In business the different forms of formal communication include departmental functionality, activities taking place within meeting and conference settings, verbal and written communication through telephone, memos and bulletins, etc.

It is safe to also recognize that informal communication may be vulnerable to being deceptive and imprecise in its casualness – conscious or unconscious. In a formal setting, people take the time to recognize the consequences of transmitting any wrong or incomplete information. But in an informal setting, the quality of communication may be affected by the more relaxed or careless attitude or behaviour.

However, both formal and informal communication is found in an organization, depending on the level of business experience and training one possesses in his or her personal life.
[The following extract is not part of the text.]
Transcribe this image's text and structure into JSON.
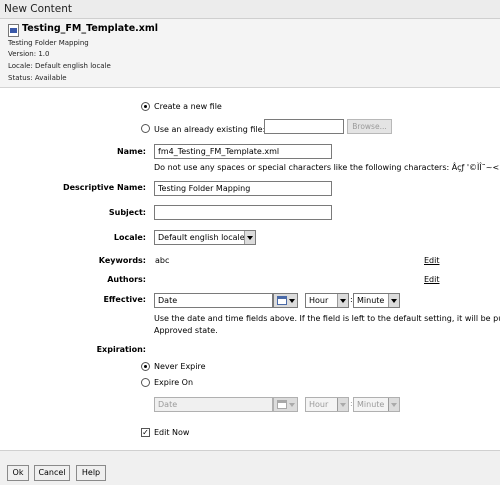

An organization can make efficient use of informal communication by confirming and affirming that which is being communicated by the untrained or less trained individual.

Informal communication, like formal communication can be expressed verbally or non-verbally by words, tone of voice, signs such as glances and gestures and even silence. For the purpose of effective communication, one needs to identify and affirm anything that may be communicated, if unsure of the true meaning behind the communicator./dmh

Diane M. Hoffmann is the founder of Hoffmann-Rondeau Communications and the web site which is the home of her e-books “Improve Communication, Verbal and Nonverbal” and “Improve Communication, Organization and Training” as well as her 296-page printed book “Contextual Communication, Organization and Training”. You may reprint this article making sure to include this bio with no changes.